It was an off-the-cuff statement, but it was truth. After being beaten in 2000 over a recount in one state, a state that was slated as an electoral pot of gold, Florida had lost its crown and had become trivial and unimportant to the Democrats this year. What a change. What an election. What a journey.
After coming off Halloween debauchery...and then spending most of Saturday sleeping, I was dying for some fresh air and exercise.
So Tad and I dragged out the bikes and headed over to the Indian Creek trails near Lake Artemisia. He was very patient with me as he put up with my picture taking. At the risk of sounding like a bird-watching senior citizen, the fall foliage was beautiful and here's what I snapped while riding. I'm kinda impressed with myself because some of these turned out great and I managed not to run into anything.
Getting started... pulling the bike out of the back room and into the yard. Start of the trail. That's Tad in the red sweatshirt. Colorful trees Geese on the lake. Trail around the lake and running along the metro line. Sun reflecting on lily pads floating on the lake. Going deeper into the woods on the trail. A beautiful view of the fall leaves. Tad taking it all in... or waiting for me to stop taking photos haha. Bridge over Indian Creek. The creek. The sun setting through the leaves. And the top of Tad's head. Heron in the creek. If you look close, you'll see this branch had all the fall colors in it: red, yellow, orange, green, and all the ones in between.
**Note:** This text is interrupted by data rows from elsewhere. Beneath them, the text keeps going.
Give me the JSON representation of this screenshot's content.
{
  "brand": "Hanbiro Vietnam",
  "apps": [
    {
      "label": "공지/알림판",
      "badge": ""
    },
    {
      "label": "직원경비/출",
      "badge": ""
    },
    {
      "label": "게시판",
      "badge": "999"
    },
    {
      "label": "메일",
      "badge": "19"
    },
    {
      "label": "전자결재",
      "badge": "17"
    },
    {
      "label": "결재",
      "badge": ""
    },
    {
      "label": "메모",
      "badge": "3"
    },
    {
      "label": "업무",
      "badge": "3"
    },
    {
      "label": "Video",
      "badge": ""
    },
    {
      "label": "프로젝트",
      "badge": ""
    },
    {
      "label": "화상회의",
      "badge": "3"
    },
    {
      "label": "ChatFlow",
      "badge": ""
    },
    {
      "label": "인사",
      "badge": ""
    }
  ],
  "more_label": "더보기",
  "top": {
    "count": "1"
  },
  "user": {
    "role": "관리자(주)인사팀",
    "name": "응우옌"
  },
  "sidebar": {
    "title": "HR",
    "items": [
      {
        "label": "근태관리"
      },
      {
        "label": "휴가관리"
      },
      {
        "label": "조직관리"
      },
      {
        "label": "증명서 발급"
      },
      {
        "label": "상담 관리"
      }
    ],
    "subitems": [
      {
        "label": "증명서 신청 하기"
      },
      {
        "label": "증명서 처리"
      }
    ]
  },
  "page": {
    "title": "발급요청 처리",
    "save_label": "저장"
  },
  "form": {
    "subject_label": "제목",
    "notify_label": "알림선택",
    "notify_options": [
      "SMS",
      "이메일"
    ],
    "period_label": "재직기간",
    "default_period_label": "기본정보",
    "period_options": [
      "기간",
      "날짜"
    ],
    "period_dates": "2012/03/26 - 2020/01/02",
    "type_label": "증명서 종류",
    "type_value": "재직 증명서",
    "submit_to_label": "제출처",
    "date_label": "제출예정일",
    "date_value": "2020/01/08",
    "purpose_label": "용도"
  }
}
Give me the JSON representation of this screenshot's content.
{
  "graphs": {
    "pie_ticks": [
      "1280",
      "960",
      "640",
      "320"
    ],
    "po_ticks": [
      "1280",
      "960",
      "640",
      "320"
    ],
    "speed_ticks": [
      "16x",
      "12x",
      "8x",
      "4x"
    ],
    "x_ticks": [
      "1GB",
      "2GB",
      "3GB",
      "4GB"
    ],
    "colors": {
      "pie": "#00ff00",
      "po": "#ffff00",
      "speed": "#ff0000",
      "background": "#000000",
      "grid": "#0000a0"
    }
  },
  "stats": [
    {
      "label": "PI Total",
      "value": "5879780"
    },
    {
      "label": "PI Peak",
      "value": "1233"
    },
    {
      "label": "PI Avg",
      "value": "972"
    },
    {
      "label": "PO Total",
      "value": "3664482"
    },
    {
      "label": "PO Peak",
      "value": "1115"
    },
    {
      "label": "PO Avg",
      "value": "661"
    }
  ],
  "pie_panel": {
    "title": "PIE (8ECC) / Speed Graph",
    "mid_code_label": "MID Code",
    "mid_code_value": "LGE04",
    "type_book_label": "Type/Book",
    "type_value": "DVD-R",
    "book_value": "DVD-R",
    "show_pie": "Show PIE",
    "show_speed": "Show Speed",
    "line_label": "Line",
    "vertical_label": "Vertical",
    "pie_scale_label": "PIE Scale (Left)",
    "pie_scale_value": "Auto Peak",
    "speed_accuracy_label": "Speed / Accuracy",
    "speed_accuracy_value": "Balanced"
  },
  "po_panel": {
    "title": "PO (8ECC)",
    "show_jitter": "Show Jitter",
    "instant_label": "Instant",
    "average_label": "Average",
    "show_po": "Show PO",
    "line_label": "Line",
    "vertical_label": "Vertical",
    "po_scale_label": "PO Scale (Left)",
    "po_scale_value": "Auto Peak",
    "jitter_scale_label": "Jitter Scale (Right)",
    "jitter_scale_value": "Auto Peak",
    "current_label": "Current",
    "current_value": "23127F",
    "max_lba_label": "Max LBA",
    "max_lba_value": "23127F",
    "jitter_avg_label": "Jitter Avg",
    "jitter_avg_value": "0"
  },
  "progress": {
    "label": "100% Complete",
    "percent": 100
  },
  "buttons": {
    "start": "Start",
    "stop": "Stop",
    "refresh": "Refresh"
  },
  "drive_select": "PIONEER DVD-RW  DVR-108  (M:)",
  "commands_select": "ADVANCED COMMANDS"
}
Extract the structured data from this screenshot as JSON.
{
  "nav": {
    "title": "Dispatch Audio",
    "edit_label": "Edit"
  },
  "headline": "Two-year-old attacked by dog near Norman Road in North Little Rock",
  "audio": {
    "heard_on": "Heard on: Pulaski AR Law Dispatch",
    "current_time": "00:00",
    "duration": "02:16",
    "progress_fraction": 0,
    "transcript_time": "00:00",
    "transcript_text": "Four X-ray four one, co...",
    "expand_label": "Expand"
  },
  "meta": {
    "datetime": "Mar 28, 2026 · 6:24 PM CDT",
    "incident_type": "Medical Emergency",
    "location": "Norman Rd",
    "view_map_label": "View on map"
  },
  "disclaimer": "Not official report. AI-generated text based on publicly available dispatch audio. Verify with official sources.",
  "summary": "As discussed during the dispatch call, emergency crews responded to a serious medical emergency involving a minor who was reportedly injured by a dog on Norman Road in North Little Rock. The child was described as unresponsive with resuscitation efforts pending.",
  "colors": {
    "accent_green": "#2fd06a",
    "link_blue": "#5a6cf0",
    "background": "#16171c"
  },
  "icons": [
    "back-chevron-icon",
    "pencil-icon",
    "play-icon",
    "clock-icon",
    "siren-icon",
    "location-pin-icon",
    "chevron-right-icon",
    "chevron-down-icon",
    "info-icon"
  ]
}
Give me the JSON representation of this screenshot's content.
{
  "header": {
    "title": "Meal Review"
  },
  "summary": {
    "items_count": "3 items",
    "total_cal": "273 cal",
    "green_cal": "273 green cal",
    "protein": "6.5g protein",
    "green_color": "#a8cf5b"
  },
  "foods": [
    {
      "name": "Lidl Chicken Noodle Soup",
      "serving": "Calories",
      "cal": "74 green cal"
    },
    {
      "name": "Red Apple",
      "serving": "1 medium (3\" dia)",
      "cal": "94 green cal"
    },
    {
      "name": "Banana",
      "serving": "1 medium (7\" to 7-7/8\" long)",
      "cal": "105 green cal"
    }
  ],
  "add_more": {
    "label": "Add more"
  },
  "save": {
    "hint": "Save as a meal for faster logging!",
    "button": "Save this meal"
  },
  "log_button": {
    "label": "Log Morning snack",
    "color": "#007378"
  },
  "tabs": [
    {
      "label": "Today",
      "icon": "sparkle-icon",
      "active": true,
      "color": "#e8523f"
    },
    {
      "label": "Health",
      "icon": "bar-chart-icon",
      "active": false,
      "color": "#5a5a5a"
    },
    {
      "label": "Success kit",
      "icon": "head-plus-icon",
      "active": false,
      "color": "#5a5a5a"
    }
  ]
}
AlwaysFishing.com was started out of a dream I had about blogging -- no kidding -- but it fits in perfectly with what I do: I'm always fishing for good stories. I use this blog to write about the odds and ends of my life around Washington, D.C. and other places. Sometimes I write about other people's lives or weird things I find on the Internet. I hope my ramblings make you laugh too. This is my personal blog that I use for fun and by no means represents anyone else's views but my own. Connect with me here and on Twitter @leffron831.